Another change - and this was really unexpected, so early in the year - was the sudden onset of torrential rain. This began almost immediately after the Royal Ploughing Ceremony, so there was clearly a connection - but the roads both here and in Phnom Penh were no better prepared than last year for the downpour, and flooded almost immediately. As it happens we haven't been too hard hit yet in Siem Reap, but we know that if we get much more rain, and if it is sustained for a day or two, then it will be very difficult to get into Spitler School. Last year during the rainy season a sandbag bridge was built, with funding from the Foundation and help from the villagers and school staff, and this bridge is still there. But we wonder whether it will survive another rainy season.

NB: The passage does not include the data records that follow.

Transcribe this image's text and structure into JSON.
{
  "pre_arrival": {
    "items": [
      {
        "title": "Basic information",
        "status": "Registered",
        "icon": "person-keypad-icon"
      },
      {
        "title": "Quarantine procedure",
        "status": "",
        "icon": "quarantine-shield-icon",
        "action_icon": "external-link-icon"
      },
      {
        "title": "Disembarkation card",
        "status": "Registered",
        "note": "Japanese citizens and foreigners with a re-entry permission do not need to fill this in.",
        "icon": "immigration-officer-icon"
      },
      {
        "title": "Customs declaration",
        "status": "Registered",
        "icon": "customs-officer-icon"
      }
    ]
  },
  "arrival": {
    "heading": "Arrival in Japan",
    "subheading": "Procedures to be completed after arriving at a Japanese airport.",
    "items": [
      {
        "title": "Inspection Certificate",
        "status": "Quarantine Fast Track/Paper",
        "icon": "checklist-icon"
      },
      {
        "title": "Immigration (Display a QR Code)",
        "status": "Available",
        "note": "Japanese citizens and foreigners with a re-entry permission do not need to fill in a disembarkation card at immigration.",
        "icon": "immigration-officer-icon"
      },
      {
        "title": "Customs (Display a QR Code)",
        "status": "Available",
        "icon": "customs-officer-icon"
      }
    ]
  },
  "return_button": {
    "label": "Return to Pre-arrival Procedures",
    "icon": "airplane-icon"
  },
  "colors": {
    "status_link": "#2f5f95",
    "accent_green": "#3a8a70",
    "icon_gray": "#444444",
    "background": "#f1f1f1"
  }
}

The biggest upset to our daily routine was caused by yet another change to the tranquility of life here: the start of the Commune Election season. We set out on our bikes on Saturday morning for Kurata School, only to find our way blocked for some considerable time by a convoy of Cambodian People's Party supporters heading for a rally in town. The CPP is the party of the ruling government, headed by Prime Minister Hun Sen, and it is expected that his party will receive a resounding majority at the polls.
|Turn off for Kurata School|
|The long, straight road|
|Vebol fixes the footballs|
The final 'happening' of this particular day was the English lesson for the Kindergaten children. We haven't tried rolling the programme out to the youngest children before, but the two lessons a week they they are now getting from Ratha are proving a great experience. The children are exceptionally shy and Ratha is still feeling his way with how to work with this age group. However, he has the support of their lively young class teacher - Thierry - so the children are beginning to respond to this strange experience. We joined in this week and began to teach them the song Five Little Speckled Frogs. We're not entirely sure they understood all of the words or ideas (though frog is an important part of the rural diet), but they seemed to enjoy jumping off the 'log' into the 'pond' we had created out of coloured paper - and occasionally shouting 'YUM-YUM' and 'GLUG-GLUG' when they had built up a bit of confidence.
|Five rather uncertain frogs: glug-glug.|